Cole du Plessis, KZN Regional Co-ordinator, Carnivore Conservation Programmecoled@ewt.org.za
Maremani Nature Reserve, which lies at the northern tip of Limpopo and borders Zimbabwe, has recently become the latest reserve to join the Wild Dog Metapopulation, offering safe space to the most Endangered carnivore in South Africa. The reserve has plentiful game and 40,000 hectares of safe space where the Wild Dogs can thrive in an area made up of tropical savannah.
Although Maremani Nature Reserve has only just received their first pack of Wild Dogs, they had already been supporting a group of four male Wild Dogs that had been threatened with persecution in northern KwaZulu-Natal and had nowhere else to go. Rieker Botha, manager of Maremani Nature Reserve, was kind enough to convert his elephant boma into a Wild Dog boma and offer these four important males refuge.
However, a single group of males is not sustainable and our goal was to form a new pack. This required what all male Wild Dogs are looking for – females. For a new pack to form, we engaged with one of our partner organisations, Ezemvelo KZN Wildlife (EKZN Wildlife), which donated four females from Hluhluwe-iMfolozi Park (HiP) to assist in starting a new Wild Dog pack.
The four females were darted by a joint team made up of the EWT, EKZN Wildlife and Wildlife ACT. We worked together to fit tracking collars onto the Wild Dogs and take necessary biological samples before loading them into crates and taking them to Mkuze airstrip, where The Bateleurs were ready and waiting to fly them up to Limpopo.
The joint operation first required the males to get ready for their new females. Grant Beverley (EWT), Dr. Shaun Beverley (Limpopo Wildlife Vet) and Dr Zoe Glyphis (Saving the Survivors) had started immobilising the male Wild Dogs in the Maremani boma so that they could bond them with the female Wild Dogs on arrival. The bonding process (physically rubbing the female and males together while still sedated) was effective and the following morning, all the Wild Dogs were together and moving as a new pack in the boma. They will spend the next few weeks in the boma, which will allow the bond between them to grow stronger before being released.
The key to Wild Dog population growth is to expand their range/safe space and introduce founder individuals to catalyse population growth.

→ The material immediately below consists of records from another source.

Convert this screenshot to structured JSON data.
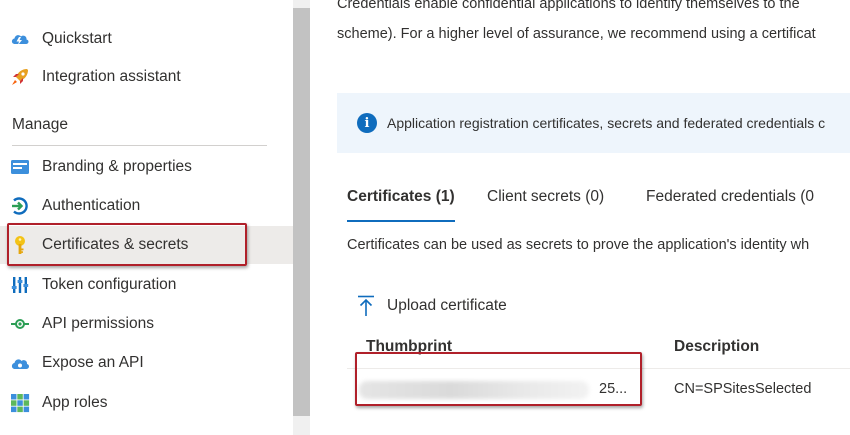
{
  "sidebar": {
    "items_top": [
      {
        "label": "Quickstart",
        "icon": "cloud-lightning-icon"
      },
      {
        "label": "Integration assistant",
        "icon": "rocket-icon"
      }
    ],
    "section_heading": "Manage",
    "items_manage": [
      {
        "label": "Branding & properties",
        "icon": "branding-icon"
      },
      {
        "label": "Authentication",
        "icon": "authentication-icon"
      },
      {
        "label": "Certificates & secrets",
        "icon": "key-icon",
        "selected": true
      },
      {
        "label": "Token configuration",
        "icon": "token-bars-icon"
      },
      {
        "label": "API permissions",
        "icon": "api-permissions-icon"
      },
      {
        "label": "Expose an API",
        "icon": "cloud-api-icon"
      },
      {
        "label": "App roles",
        "icon": "app-roles-grid-icon"
      }
    ]
  },
  "main": {
    "intro_line1": "Credentials enable confidential applications to identify themselves to the",
    "intro_line2": "scheme). For a higher level of assurance, we recommend using a certificat",
    "info_bar_text": "Application registration certificates, secrets and federated credentials c",
    "tabs": [
      {
        "label": "Certificates (1)",
        "active": true
      },
      {
        "label": "Client secrets (0)",
        "active": false
      },
      {
        "label": "Federated credentials (0",
        "active": false
      }
    ],
    "description": "Certificates can be used as secrets to prove the application's identity wh",
    "upload_label": "Upload certificate",
    "table": {
      "columns": [
        "Thumbprint",
        "Description"
      ],
      "rows": [
        {
          "thumbprint_suffix": "25...",
          "description": "CN=SPSitesSelected"
        }
      ]
    }
  },
  "colors": {
    "accent": "#0f6cbd",
    "highlight_border": "#b0202a",
    "selected_bg": "#edebe9",
    "info_bg": "#eef5fc"
  }
}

We extend our thanks to EKZN Wildlife for another Wild Dog donation to the national Wild Dog Metapopulation, and to Rieker Botha and Maremani Nature Reserve for your efforts in Wild Dog conservation.

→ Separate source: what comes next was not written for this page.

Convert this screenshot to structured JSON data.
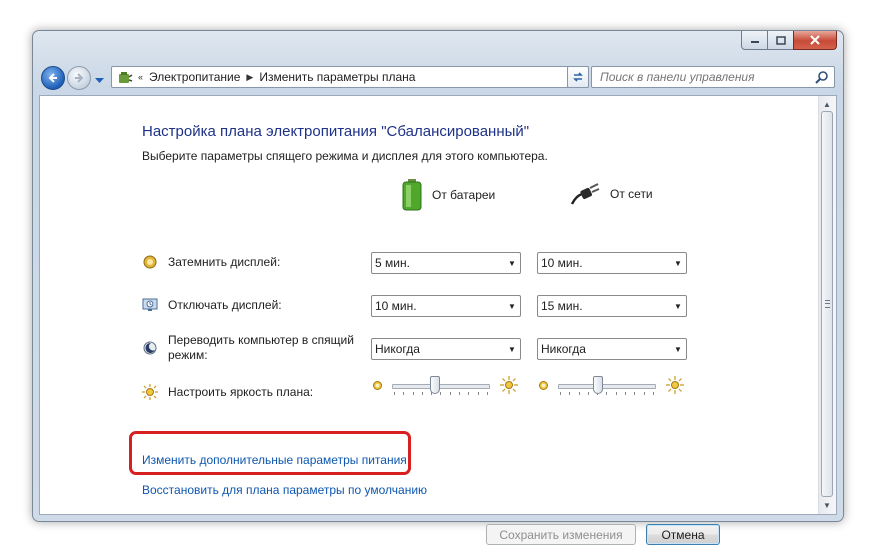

We also thank WildlifeACT for logistical support in KZN, Saving the Survivors and Limpopo Wildlife Vets for support at Maremani, The Bateleurs for flying the females to Maremani, and donors that made this work possible, namely Richard Bosman, Land Rover Centurion, Painted Wolf Wines, Peter Orsmond, James Williams, Luke Roberts, Anny Pinto, Biance Wernecke and Lee Mitchell.